Managers can get away with paying women less than men, for essentially the same work. That's according to Australian entrepreneur Evan Thornley.
Thing is, Thornley is just saying what everyone knows. He's just saying it in a slightly (okay, brazenly) illegal way.
At a startup conference in Sydney, the co-founder of online advertising startup LookSmart said he just loves to hire women. But think twice before you start handing out the feminist props. According to a story in Bloomberg BusinessWeek, his reasoning goes like this: "Call me opportunistic; I thought I could get better people with less competition because we were willing to understand the skills and capabilities that many of these women had." Thornley explained that by hiring women, he can get better-qualified employees who take on more responsibility.

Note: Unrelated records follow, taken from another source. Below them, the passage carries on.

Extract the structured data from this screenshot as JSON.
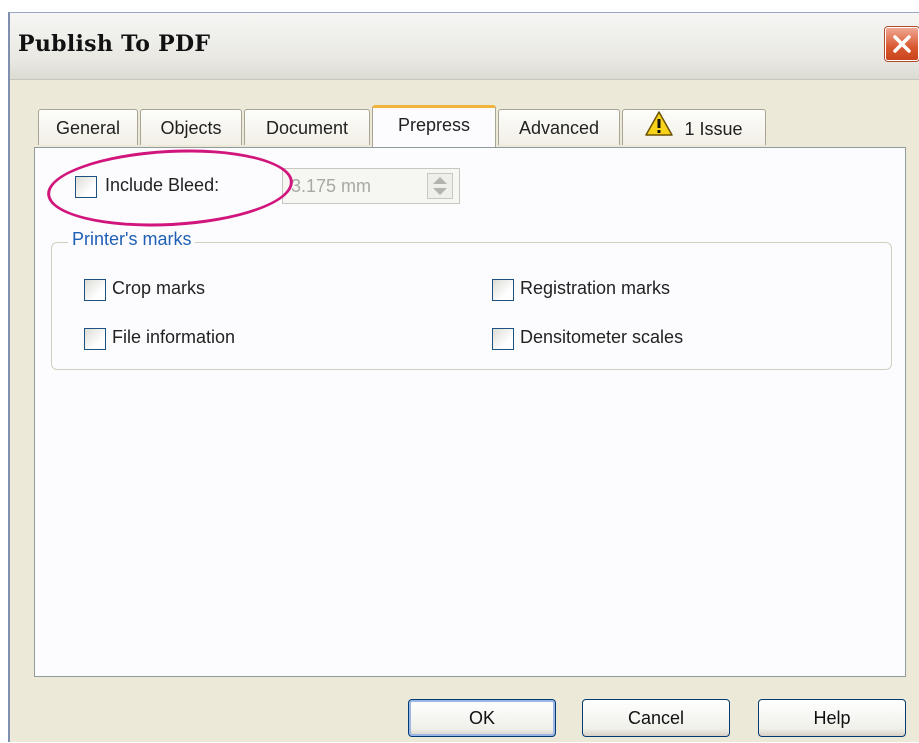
{
  "window": {
    "title": "Publish To PDF",
    "close_icon": "close-x-icon",
    "close_color": "#d9582f"
  },
  "tabs": [
    {
      "label": "General",
      "active": false
    },
    {
      "label": "Objects",
      "active": false
    },
    {
      "label": "Document",
      "active": false
    },
    {
      "label": "Prepress",
      "active": true
    },
    {
      "label": "Advanced",
      "active": false
    },
    {
      "label": "1 Issue",
      "active": false,
      "icon": "warning-icon"
    }
  ],
  "prepress": {
    "include_bleed": {
      "label": "Include Bleed:",
      "checked": false
    },
    "bleed_value": "3.175 mm",
    "bleed_disabled": true,
    "highlight_color": "#d1157c",
    "printers_marks": {
      "title": "Printer's marks",
      "crop_marks": {
        "label": "Crop marks",
        "checked": false
      },
      "file_information": {
        "label": "File information",
        "checked": false
      },
      "registration_marks": {
        "label": "Registration marks",
        "checked": false
      },
      "densitometer_scales": {
        "label": "Densitometer scales",
        "checked": false
      }
    }
  },
  "buttons": {
    "ok": "OK",
    "cancel": "Cancel",
    "help": "Help"
  }
}
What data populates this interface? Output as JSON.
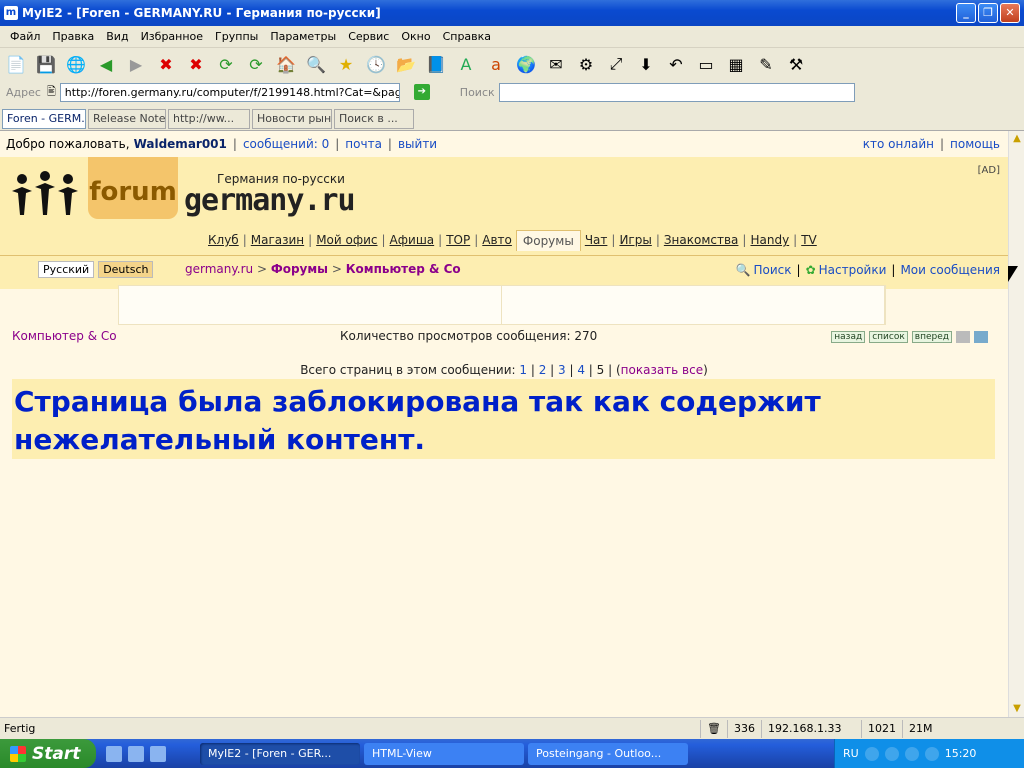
{
  "window": {
    "title": "MyIE2 - [Foren - GERMANY.RU - Германия по-русски]"
  },
  "menu": [
    "Файл",
    "Правка",
    "Вид",
    "Избранное",
    "Группы",
    "Параметры",
    "Сервис",
    "Окно",
    "Справка"
  ],
  "address": {
    "label": "Адрес",
    "url": "http://foren.germany.ru/computer/f/2199148.html?Cat=&page",
    "search_label": "Поиск"
  },
  "tabs": [
    {
      "label": "Foren - GERM..."
    },
    {
      "label": "Release Notes"
    },
    {
      "label": "http://ww..."
    },
    {
      "label": "Новости рын..."
    },
    {
      "label": "Поиск в ..."
    }
  ],
  "userbar": {
    "welcome": "Добро пожаловать,",
    "username": "Waldemar001",
    "messages": "сообщений: 0",
    "mail": "почта",
    "logout": "выйти",
    "who_online": "кто онлайн",
    "help": "помощь"
  },
  "header": {
    "logo_forum": "forum",
    "logo_sub": "Германия по-русски",
    "logo_main": "germany.ru",
    "ad": "[AD]"
  },
  "nav": [
    "Клуб",
    "Магазин",
    "Мой офис",
    "Афиша",
    "TOP",
    "Авто",
    "Форумы",
    "Чат",
    "Игры",
    "Знакомства",
    "Handy",
    "TV"
  ],
  "nav_active": "Форумы",
  "lang": {
    "ru": "Русский",
    "de": "Deutsch"
  },
  "breadcrumb": {
    "site": "germany.ru",
    "sep": " > ",
    "forums": "Форумы",
    "section": "Компьютер & Co"
  },
  "tools": {
    "search": "Поиск",
    "settings": "Настройки",
    "my_messages": "Мои сообщения"
  },
  "info": {
    "section": "Компьютер & Co",
    "views": "Количество просмотров сообщения: 270",
    "back": "назад",
    "list": "список",
    "forward": "вперед"
  },
  "pages": {
    "label": "Всего страниц в этом сообщении:",
    "p1": "1",
    "p2": "2",
    "p3": "3",
    "p4": "4",
    "p5": "5",
    "show_all": "показать все"
  },
  "blocked_message": "Страница была заблокирована так как содержит нежелательный контент.",
  "status": {
    "text": "Fertig",
    "count": "336",
    "ip": "192.168.1.33",
    "n1": "1021",
    "n2": "21M"
  },
  "taskbar": {
    "start": "Start",
    "tasks": [
      "MyIE2 - [Foren - GER...",
      "HTML-View",
      "Posteingang - Outloo..."
    ],
    "lang": "RU",
    "time": "15:20"
  }
}
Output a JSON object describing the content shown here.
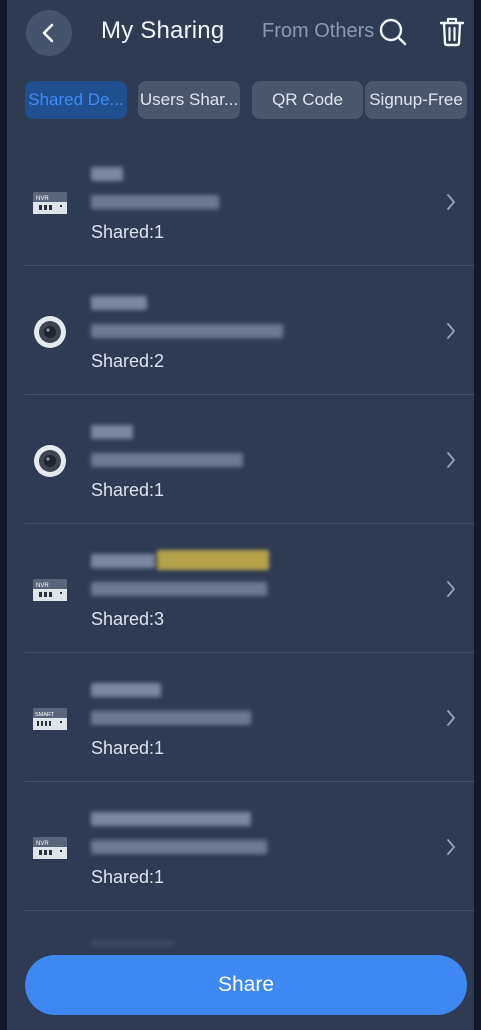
{
  "header": {
    "title": "My Sharing",
    "from_others": "From Others",
    "back_icon": "chevron-left-icon",
    "search_icon": "search-icon",
    "trash_icon": "trash-icon"
  },
  "tabs": [
    {
      "label": "Shared De...",
      "active": true
    },
    {
      "label": "Users Shar...",
      "active": false
    },
    {
      "label": "QR Code",
      "active": false
    },
    {
      "label": "Signup-Free",
      "active": false
    }
  ],
  "devices": [
    {
      "type": "nvr",
      "icon_label": "NVR",
      "shared": "Shared:1"
    },
    {
      "type": "camera",
      "shared": "Shared:2"
    },
    {
      "type": "camera",
      "shared": "Shared:1"
    },
    {
      "type": "nvr",
      "icon_label": "NVR",
      "shared": "Shared:3"
    },
    {
      "type": "smart",
      "icon_label": "SMART",
      "shared": "Shared:1"
    },
    {
      "type": "nvr",
      "icon_label": "NVR",
      "shared": "Shared:1"
    }
  ],
  "share_button": "Share",
  "colors": {
    "background": "#2e3b52",
    "accent": "#3f87f2",
    "active_tab_bg": "#1f4f8e",
    "active_tab_text": "#3f8cf6"
  }
}
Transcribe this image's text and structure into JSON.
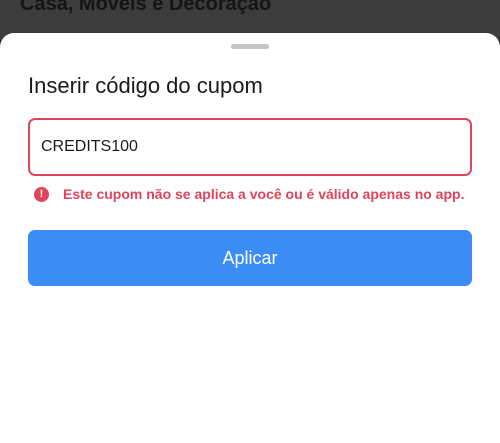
{
  "background": {
    "title": "Casa, Móveis e Decoração"
  },
  "sheet": {
    "title": "Inserir código do cupom",
    "coupon_input": {
      "value": "CREDITS100"
    },
    "error": {
      "icon": "alert-circle-icon",
      "icon_glyph": "!",
      "message": "Este cupom não se aplica a você ou é válido apenas no app."
    },
    "apply_button": {
      "label": "Aplicar"
    }
  },
  "colors": {
    "accent": "#3c8cf5",
    "error": "#e0445a"
  }
}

Here's the kicker that's got him into hot water: "And [women were] still often relatively cheap compared to what we would've had to pay someone less good of a different gender," said Thornley. I'll go out on a limb and assume that "different gender," in this context, means guys.
In case anyone in the audience still didn't get the point, Thornley illustrated it with a slide that included a photo of two businesswomen high-fiving. The picture was titled, "Women: Like Men, Only Cheaper." The irony is that the photo also included the caption, "If you don't like it, help us right it."
Naturally, after a stream of criticism, including one article titled, “Well, s---, that was a dumb thing to do at a startup conference,” Thornley is backpedaling. He would never, ever pay women less than men for doing the same job, he says. That would be discriminatory, of course, and for an employer doing it intentionally and systematically, illegal.
Despite all the hoopla, we all knew this already. It's just that no one was boneheaded enough to say it so blatantly and so publicly. When people talk about this, they generally code it. In the earlier part of Thornley's comments--the part that no one seems to have upset exactly no one--he says he can hire women with "less competition." You don't have to be a genius to understand that "less competition" means these women aren't getting competing job offers, and that therefore they've got way less leverage to negotiate any lowball offer Thornley throws their way. If there's "less competition" for their talents, Thornley can pay them less.
Whenever someone talks about an undervalued investment, or one for which there is no competition, we understand immediately what they're talking about: It's cheap. For some reason, when the same language is applied to people, we pretend not to understand the implications. We need someone to actually come out and say, "I pay them less"--as Thornley pretty much did--before we get upset.
Many investors who invest in women-owned companies, or companies run by people of color, or people who are economically disadvantaged, use the same language, and make similar references to a lack of competition and undervalued talent. They say they've discovered a market niche where they can make investments with less competition. You're crazy to think that doesn't mean they get better investment terms. And we don't pillory them. We laud them for putting money into businesses that more traditional investors are unwilling to back.
Personally, I'd like to thank Thornley for his ridiculous gaffe. After all, there's plenty of research showing that women get paid less than men, and for reasons that have nothing to do with their job performance. But these findings often meet with a response that is breathtaking in its creativity, as skeptics look for ways to show that women are somehow mysteriously less qualified, less committed, or harder to manage than men. Thanks to Thornley, we've been presented with a striking verification that, at least at one company run by one CEO, women are paid less simply because they're women. Should we really believe Thornley is the only one?